Source: Barriers-free Interviews and Competitions, Learning Disabilities Association of Canada.

Best Practices for Employers for Mental-health Related Disabilities

There are a wide range of possible accommodations for employees with mental health disabilities that might work. Some are self-evident, but others aren’t. Being creative will go a long way when identifying and evaluating possibilities.

Common accommodations for mental-related disabilities

Flexible or modified scheduling
This could include changing the existing schedule, retaining the existing schedule or working reduced hours. For example, allow an employee with an anxiety-related mental disability to work earlier or later to avoid crowds, or permit more frequent or differently scheduled breaks.

Modified work environment
This could be changing the employee’s workspace or their location. For example, physically move an employee’s workspace, such as to a window to allow access to natural light, or allow an employee to work from home for some or all of the time.

Modified supervision
Consider modifying instructions or feedback, or providing coaching.

Modifying certain job duties
Adjusting the employee’s job duties, including changes in training, is another possible solution.

Individualized rate of absenteeism
Sometimes, the required accommodation is for the employer to simply tolerate a level of absenteeism that, but for the disability, would be unacceptable and excessive and allow for an individualized rate of absenteeism.

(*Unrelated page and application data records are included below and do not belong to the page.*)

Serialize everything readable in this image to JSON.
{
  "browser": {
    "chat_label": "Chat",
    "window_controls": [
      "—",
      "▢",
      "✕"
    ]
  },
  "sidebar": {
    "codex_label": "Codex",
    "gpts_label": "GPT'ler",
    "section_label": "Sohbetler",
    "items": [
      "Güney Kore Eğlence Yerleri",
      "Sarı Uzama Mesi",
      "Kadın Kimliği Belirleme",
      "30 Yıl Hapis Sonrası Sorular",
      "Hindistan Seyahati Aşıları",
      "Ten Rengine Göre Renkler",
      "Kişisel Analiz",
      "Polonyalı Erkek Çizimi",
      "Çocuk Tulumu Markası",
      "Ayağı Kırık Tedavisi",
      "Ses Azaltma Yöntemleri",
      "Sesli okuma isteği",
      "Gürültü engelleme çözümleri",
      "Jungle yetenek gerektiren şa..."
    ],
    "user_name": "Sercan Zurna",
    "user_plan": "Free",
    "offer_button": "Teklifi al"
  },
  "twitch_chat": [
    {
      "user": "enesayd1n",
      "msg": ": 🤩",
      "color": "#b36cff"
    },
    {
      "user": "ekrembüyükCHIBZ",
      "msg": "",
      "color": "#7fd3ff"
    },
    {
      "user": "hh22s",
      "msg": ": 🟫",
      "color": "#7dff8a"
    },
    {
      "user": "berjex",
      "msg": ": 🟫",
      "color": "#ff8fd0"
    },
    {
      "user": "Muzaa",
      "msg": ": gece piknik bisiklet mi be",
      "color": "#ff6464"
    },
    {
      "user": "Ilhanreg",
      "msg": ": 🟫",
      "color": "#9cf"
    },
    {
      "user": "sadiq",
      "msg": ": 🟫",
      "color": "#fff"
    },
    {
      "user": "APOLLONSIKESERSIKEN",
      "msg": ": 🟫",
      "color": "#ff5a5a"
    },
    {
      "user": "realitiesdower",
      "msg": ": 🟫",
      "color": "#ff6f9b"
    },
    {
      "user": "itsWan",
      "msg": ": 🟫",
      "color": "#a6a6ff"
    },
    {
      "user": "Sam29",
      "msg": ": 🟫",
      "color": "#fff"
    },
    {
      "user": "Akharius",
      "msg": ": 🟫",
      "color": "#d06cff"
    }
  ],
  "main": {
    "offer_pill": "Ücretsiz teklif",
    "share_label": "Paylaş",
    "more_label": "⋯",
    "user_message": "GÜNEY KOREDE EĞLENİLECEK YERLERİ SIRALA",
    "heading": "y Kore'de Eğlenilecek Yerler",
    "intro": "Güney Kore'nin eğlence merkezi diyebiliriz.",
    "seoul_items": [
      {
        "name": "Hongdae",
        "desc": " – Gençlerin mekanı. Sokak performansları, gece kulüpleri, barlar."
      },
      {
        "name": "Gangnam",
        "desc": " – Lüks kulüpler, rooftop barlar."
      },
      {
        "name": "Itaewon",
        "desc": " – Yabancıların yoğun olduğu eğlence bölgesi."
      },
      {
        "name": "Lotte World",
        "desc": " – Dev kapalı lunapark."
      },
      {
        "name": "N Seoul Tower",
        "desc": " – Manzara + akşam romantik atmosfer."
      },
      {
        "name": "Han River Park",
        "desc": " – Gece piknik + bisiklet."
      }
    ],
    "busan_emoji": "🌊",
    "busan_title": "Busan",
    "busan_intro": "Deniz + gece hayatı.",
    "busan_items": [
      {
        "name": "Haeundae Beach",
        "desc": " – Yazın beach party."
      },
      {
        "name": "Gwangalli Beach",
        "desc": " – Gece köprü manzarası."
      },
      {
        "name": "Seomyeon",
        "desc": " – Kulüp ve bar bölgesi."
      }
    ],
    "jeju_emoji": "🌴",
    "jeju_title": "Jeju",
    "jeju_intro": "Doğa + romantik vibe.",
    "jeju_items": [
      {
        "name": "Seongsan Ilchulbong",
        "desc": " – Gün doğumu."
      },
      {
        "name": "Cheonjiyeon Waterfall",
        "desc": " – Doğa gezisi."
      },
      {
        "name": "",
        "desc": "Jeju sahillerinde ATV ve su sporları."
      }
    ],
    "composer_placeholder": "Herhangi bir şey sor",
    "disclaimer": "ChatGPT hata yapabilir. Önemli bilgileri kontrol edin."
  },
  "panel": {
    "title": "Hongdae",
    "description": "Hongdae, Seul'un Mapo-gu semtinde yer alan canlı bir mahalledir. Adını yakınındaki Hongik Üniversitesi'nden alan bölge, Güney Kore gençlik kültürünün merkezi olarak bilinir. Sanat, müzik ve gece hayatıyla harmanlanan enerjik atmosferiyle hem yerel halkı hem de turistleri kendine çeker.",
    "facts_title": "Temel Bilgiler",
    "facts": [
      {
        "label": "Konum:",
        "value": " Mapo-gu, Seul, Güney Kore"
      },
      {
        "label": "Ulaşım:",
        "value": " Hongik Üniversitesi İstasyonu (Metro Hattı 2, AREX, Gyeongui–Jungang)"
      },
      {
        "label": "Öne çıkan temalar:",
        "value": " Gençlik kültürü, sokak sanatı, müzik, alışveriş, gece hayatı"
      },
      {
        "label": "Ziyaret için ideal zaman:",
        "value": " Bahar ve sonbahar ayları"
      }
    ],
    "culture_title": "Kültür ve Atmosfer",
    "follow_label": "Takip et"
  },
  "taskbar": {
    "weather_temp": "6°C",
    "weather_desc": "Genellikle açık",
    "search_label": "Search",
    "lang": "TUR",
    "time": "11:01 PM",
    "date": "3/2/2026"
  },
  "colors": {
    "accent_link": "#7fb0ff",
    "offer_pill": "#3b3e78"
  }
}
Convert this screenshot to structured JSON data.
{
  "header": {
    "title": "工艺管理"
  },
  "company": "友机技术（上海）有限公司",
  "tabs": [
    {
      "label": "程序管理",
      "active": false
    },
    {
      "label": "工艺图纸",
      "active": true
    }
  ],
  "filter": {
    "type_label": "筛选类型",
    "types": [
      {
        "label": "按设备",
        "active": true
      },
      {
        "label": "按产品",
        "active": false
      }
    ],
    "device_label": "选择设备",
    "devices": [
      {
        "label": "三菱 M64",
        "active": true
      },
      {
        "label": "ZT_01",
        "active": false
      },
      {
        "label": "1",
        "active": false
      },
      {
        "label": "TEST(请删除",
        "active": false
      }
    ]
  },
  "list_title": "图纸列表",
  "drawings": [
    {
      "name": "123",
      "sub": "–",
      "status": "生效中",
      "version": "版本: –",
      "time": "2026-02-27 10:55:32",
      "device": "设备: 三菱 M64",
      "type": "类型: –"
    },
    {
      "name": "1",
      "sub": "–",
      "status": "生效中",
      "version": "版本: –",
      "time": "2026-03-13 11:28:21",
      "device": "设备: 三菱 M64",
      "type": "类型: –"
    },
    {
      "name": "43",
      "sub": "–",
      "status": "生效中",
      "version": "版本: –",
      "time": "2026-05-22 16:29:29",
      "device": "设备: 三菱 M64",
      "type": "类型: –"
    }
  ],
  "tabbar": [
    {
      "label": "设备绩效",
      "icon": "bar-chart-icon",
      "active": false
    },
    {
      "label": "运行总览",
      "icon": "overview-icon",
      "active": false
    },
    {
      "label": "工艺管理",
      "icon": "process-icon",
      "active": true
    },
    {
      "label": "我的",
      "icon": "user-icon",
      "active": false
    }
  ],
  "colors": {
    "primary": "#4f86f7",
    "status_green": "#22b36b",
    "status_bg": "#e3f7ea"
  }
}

For example, allow time off for employees to attend medical, counselling or therapeutic appointments.

An employer’s duty to accommodate can extend to reassigning job duties among employees, or transferring an employee to create or free up a position that an employee requiring accommodation can successfully perform.